This would roughly double the tax burden for many local maquiladoras, raising their corporate income tax from about 17% to over 30% and increasing their value added tax (IVA) from 11% to 16%. The bill also includes ending the maquiladora’s current exemption from the country’s 16% sales tax on goods imported for assembly.
Labor: Labor rules would be normalized to comparable rules in the United States and others around the world making it easier for foreign companies to run their operations in Mexico and more attractive to foreign direct investment. The reform stands to encourage workers to move from the informal to the formal economy and incorporates items such as introducing hourly pay, trial periods and a tighter cap on severance pay.

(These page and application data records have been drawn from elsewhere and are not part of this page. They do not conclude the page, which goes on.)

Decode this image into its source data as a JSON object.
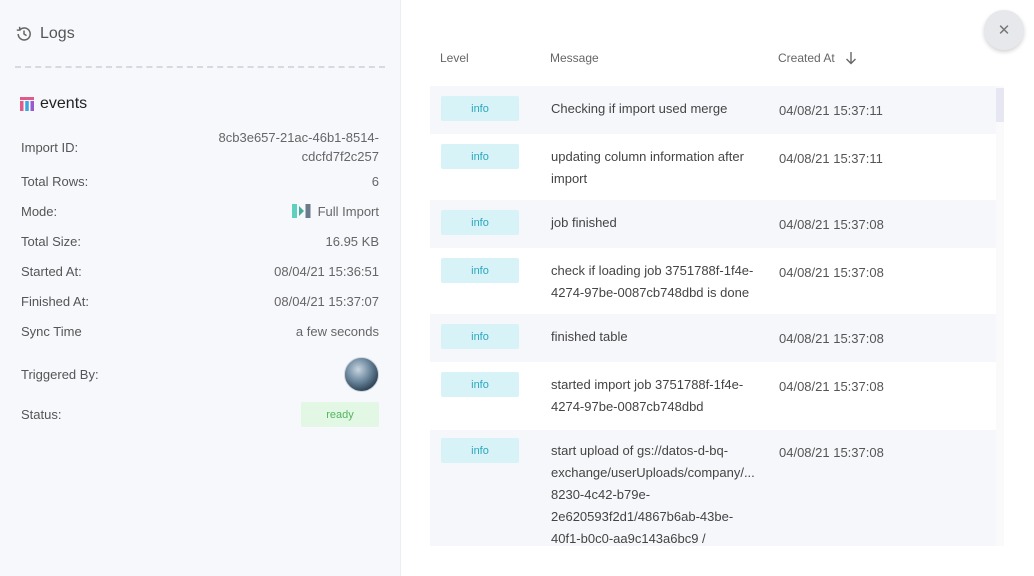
{
  "sidebar": {
    "title": "Logs",
    "entity_name": "events",
    "details": [
      {
        "label": "Import ID:",
        "value_lines": [
          "8cb3e657-21ac-46b1-8514-",
          "cdcfd7f2c257"
        ]
      },
      {
        "label": "Total Rows:",
        "value": "6"
      },
      {
        "label": "Mode:",
        "value": "Full Import"
      },
      {
        "label": "Total Size:",
        "value": "16.95 KB"
      },
      {
        "label": "Started At:",
        "value": "08/04/21 15:36:51"
      },
      {
        "label": "Finished At:",
        "value": "08/04/21 15:37:07"
      },
      {
        "label": "Sync Time",
        "value": "a few seconds"
      },
      {
        "label": "Triggered By:"
      },
      {
        "label": "Status:",
        "value": "ready"
      }
    ]
  },
  "table": {
    "columns": [
      "Level",
      "Message",
      "Created At"
    ],
    "rows": [
      {
        "level": "info",
        "message_lines": [
          "Checking if import used merge"
        ],
        "created_at": "04/08/21 15:37:11"
      },
      {
        "level": "info",
        "message_lines": [
          "updating column information after",
          "import"
        ],
        "created_at": "04/08/21 15:37:11"
      },
      {
        "level": "info",
        "message_lines": [
          "job finished"
        ],
        "created_at": "04/08/21 15:37:08"
      },
      {
        "level": "info",
        "message_lines": [
          "check if loading job 3751788f-1f4e-",
          "4274-97be-0087cb748dbd is done"
        ],
        "created_at": "04/08/21 15:37:08"
      },
      {
        "level": "info",
        "message_lines": [
          "finished table"
        ],
        "created_at": "04/08/21 15:37:08"
      },
      {
        "level": "info",
        "message_lines": [
          "started import job 3751788f-1f4e-",
          "4274-97be-0087cb748dbd"
        ],
        "created_at": "04/08/21 15:37:08"
      },
      {
        "level": "info",
        "message_lines": [
          "start upload of gs://datos-d-bq-",
          "exchange/userUploads/company/...",
          "8230-4c42-b79e-",
          "2e620593f2d1/4867b6ab-43be-",
          "40f1-b0c0-aa9c143a6bc9 /"
        ],
        "created_at": "04/08/21 15:37:08"
      }
    ]
  },
  "icons": {
    "history": "history-icon",
    "table": "table-icon",
    "full_import": "full-import-icon",
    "sort": "arrow-down-icon",
    "close": "close-icon"
  },
  "colors": {
    "info_badge_bg": "#d8f3f8",
    "info_badge_text": "#2ba6bd",
    "ready_badge_bg": "#e3f7e5",
    "ready_badge_text": "#52b660"
  }
}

Political/Elections: Reform aimed at relaxing Mexico’s ironclad ban on re-election of some federal and local congressmen (deputies), senators, and mayors allowing them to run for office again. Now, senators will be eligible for one re-election, while federal deputies can be re-elected up to three times. Officials currently in office will not be eligible for reelection. It will still limit president and governor to one six year term. In addition, the Chamber of Deputies will be charged with approving the country’s finance secretary, and the Senate must ratify the pick for foreign affairs secretary. Presidential transitions will also be shortened. The next elections take place in 2015, when Mexicans will elect representatives to the Chamber of Deputies, governors in five states, and mayors and local congressmen in 10 states. Changes to the presidential elections will take place beginning in 2018.

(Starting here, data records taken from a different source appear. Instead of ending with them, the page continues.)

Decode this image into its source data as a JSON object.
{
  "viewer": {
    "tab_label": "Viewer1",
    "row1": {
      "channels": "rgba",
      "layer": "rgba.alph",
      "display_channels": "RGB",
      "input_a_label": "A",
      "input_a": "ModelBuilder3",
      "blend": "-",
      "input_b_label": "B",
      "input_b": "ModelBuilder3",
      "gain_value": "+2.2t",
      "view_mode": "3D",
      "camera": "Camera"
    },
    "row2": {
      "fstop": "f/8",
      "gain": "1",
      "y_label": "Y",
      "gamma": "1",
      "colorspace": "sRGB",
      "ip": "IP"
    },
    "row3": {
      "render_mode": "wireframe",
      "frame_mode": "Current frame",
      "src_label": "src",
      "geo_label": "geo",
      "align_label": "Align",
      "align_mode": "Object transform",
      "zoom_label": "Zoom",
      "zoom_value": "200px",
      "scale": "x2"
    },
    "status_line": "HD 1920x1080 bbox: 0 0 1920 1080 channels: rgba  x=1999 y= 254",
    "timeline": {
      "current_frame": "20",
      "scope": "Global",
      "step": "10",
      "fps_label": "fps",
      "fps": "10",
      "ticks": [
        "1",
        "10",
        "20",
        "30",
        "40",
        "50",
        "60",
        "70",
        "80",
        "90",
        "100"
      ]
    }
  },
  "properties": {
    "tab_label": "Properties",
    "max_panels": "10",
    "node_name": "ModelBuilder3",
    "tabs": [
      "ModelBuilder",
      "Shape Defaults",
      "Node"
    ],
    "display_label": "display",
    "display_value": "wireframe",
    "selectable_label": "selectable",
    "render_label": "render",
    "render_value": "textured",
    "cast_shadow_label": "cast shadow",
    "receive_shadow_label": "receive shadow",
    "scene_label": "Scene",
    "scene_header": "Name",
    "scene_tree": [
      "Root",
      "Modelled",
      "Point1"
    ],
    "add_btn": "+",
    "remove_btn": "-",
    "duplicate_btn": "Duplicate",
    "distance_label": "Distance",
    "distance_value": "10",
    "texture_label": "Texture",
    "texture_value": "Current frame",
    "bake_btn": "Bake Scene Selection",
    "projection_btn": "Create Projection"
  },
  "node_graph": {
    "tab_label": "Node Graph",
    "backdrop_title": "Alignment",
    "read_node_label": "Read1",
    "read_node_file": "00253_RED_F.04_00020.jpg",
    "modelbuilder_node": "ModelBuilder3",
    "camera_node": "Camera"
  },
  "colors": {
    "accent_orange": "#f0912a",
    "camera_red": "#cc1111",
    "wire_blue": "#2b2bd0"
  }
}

Telecom: The reform attempts to break up the Current monopolies and allows foreign investment in telecom to grow from 49% to 100%, though limits foreign investment in radio to 49%. It creates two open television channels, and makes access to information and communications technologies a constitutional right, and creates a more powerful regulator. Telmex has a monopoly in the telecommunications sector, owning 80 percent of fixed lines and 70 percent of mobile. This will allow for increased participation by smaller industry players, and will give Mexicans access to better, cheaper telecom services.